As a point-and-shoot experience, the Xperia 5 IV isn’t up there with the iPhones and Pixels of this world. Sony’s low-intervention approach to image processing means that non-optimal shots retain more of their natural shade and murk, while Sony’s HDR implementation is much less aggressive than rivals, leading to less clarity and more overexposure in demanding lighting situations. Food shots, too, lack the Insta-worthy pop that all of Sony’s rivals manage to achieve.
Sony still doesn’t have a dedicated Night mode, either. The default Basic mode will make adjustments using multiple extended shutter time shots and OIS assistance, but low-light shots retain a lot more of the natural darkness than other flagship phones. In many ways, this is preferable, but you won’t get the stark clarity of other phones.
Sony has implemented a new and improved 12MP front camera (up from 8MP) this time around, which yields sharper selfies and enables 4K recording.
Sony Xperia 5 IV review: Verdict
The Sony Xperia 5 IV is another stylish, highly capable phone that slips into the pocket better than most of its oversized rivals. However, with the arrival of the striking (not to mention significantly cheaper) Asus Zenfone 9, Sony no longer has the premium compact field to itself.

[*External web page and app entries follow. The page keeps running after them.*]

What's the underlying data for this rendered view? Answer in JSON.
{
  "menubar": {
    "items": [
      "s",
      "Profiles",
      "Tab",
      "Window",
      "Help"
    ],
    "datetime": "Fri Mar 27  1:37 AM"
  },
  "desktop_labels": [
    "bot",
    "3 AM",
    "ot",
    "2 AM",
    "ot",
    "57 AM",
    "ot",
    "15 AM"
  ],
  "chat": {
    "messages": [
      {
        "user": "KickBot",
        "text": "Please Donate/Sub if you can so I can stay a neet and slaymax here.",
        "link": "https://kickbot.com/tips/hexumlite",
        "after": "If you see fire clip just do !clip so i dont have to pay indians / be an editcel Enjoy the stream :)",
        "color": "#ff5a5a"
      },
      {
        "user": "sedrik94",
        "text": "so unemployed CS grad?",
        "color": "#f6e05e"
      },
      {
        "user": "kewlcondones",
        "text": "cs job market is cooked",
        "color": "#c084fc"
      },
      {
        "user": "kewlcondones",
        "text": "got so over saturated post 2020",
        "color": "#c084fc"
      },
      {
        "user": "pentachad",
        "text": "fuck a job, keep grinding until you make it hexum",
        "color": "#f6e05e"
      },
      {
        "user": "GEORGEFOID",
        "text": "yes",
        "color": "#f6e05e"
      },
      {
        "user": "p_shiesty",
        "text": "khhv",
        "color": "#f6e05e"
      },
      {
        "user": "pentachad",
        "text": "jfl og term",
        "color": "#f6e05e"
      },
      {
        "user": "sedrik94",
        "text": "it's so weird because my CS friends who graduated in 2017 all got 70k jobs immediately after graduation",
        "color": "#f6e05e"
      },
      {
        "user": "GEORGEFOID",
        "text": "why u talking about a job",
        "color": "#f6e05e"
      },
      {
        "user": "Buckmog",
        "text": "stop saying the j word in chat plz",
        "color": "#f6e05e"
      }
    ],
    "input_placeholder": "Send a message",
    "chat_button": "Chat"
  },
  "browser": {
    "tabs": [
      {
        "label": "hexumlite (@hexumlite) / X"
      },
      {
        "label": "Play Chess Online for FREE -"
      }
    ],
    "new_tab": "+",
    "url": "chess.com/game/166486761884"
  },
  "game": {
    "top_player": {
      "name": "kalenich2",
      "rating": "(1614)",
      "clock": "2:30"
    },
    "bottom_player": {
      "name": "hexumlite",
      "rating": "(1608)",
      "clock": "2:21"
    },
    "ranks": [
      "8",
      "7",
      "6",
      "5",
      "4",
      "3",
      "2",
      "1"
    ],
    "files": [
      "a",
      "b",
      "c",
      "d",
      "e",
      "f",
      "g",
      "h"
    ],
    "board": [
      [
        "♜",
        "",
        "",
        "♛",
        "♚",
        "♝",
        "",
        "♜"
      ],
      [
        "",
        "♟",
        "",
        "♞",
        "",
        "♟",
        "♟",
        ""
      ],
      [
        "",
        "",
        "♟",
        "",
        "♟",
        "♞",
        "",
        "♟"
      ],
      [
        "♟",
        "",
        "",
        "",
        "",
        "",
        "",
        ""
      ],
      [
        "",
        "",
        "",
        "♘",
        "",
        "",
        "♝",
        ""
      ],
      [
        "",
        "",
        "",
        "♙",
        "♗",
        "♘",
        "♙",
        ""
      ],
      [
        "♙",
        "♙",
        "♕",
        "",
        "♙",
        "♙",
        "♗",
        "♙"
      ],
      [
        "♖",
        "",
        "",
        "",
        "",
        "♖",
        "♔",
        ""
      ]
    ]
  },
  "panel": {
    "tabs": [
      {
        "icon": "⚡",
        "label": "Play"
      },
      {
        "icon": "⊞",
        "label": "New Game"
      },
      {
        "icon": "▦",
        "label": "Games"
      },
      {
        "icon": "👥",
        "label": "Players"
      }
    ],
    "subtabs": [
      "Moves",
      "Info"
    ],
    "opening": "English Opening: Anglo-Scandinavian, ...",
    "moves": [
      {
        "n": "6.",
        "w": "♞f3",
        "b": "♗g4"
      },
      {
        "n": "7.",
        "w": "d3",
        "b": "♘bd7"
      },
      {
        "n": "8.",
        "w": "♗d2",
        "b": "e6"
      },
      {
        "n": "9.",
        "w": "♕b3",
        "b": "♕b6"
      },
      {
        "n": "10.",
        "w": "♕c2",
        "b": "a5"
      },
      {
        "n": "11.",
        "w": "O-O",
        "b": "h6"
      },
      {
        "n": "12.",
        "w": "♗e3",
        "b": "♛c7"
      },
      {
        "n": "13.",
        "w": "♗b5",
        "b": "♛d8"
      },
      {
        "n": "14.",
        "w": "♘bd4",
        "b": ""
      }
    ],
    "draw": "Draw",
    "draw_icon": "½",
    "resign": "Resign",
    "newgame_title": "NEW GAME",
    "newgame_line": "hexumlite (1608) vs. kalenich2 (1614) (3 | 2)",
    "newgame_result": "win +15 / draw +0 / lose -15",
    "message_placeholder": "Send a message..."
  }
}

Sony’s camera system is still incredibly quick and accurate, with a firm enthusiast focus that entails a physical shutter button and a host of manual controls. What’s more, Sony has finally rounded out the package with wireless charging, while boosting the phone’s battery life even further.
With that said, the Xperia 5 IV remains a very expensive piece of kit, and its tall display aspect ratio still won’t be for everyone. Meanwhile, Sony’s Pro-focused camera still doesn’t offer quite enough automated assistance on the point-and-shoot front if you need it.

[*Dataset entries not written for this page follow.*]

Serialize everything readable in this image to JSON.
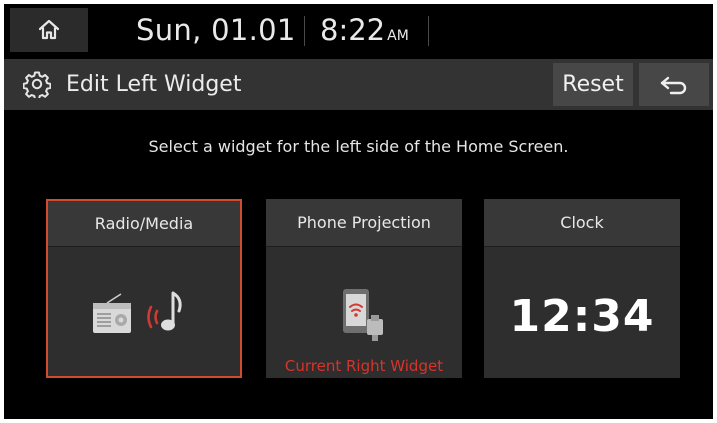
{
  "status_bar": {
    "home_icon": "home-icon",
    "date": "Sun, 01.01",
    "time": "8:22",
    "ampm": "AM"
  },
  "title_bar": {
    "icon": "gear-icon",
    "title": "Edit Left Widget",
    "reset_label": "Reset",
    "back_icon": "back-arrow-icon"
  },
  "instruction": "Select a widget for the left side of the Home Screen.",
  "widgets": [
    {
      "title": "Radio/Media",
      "icon": "radio-media-icon",
      "selected": true
    },
    {
      "title": "Phone Projection",
      "icon": "phone-projection-icon",
      "status": "Current Right Widget"
    },
    {
      "title": "Clock",
      "clock_value": "12:34"
    }
  ],
  "colors": {
    "selected_border": "#d24b2f",
    "status_red": "#d8332a",
    "card_bg": "#2e2e2e",
    "title_bar_bg": "#333333"
  }
}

The Xperia 5 IV falls tantalisingly short of being the ultimate compact flagship that we know Sony has in its repertoire, but that still makes it an excellent phone and an easy recommendation for anyone looking to downsize without compromise.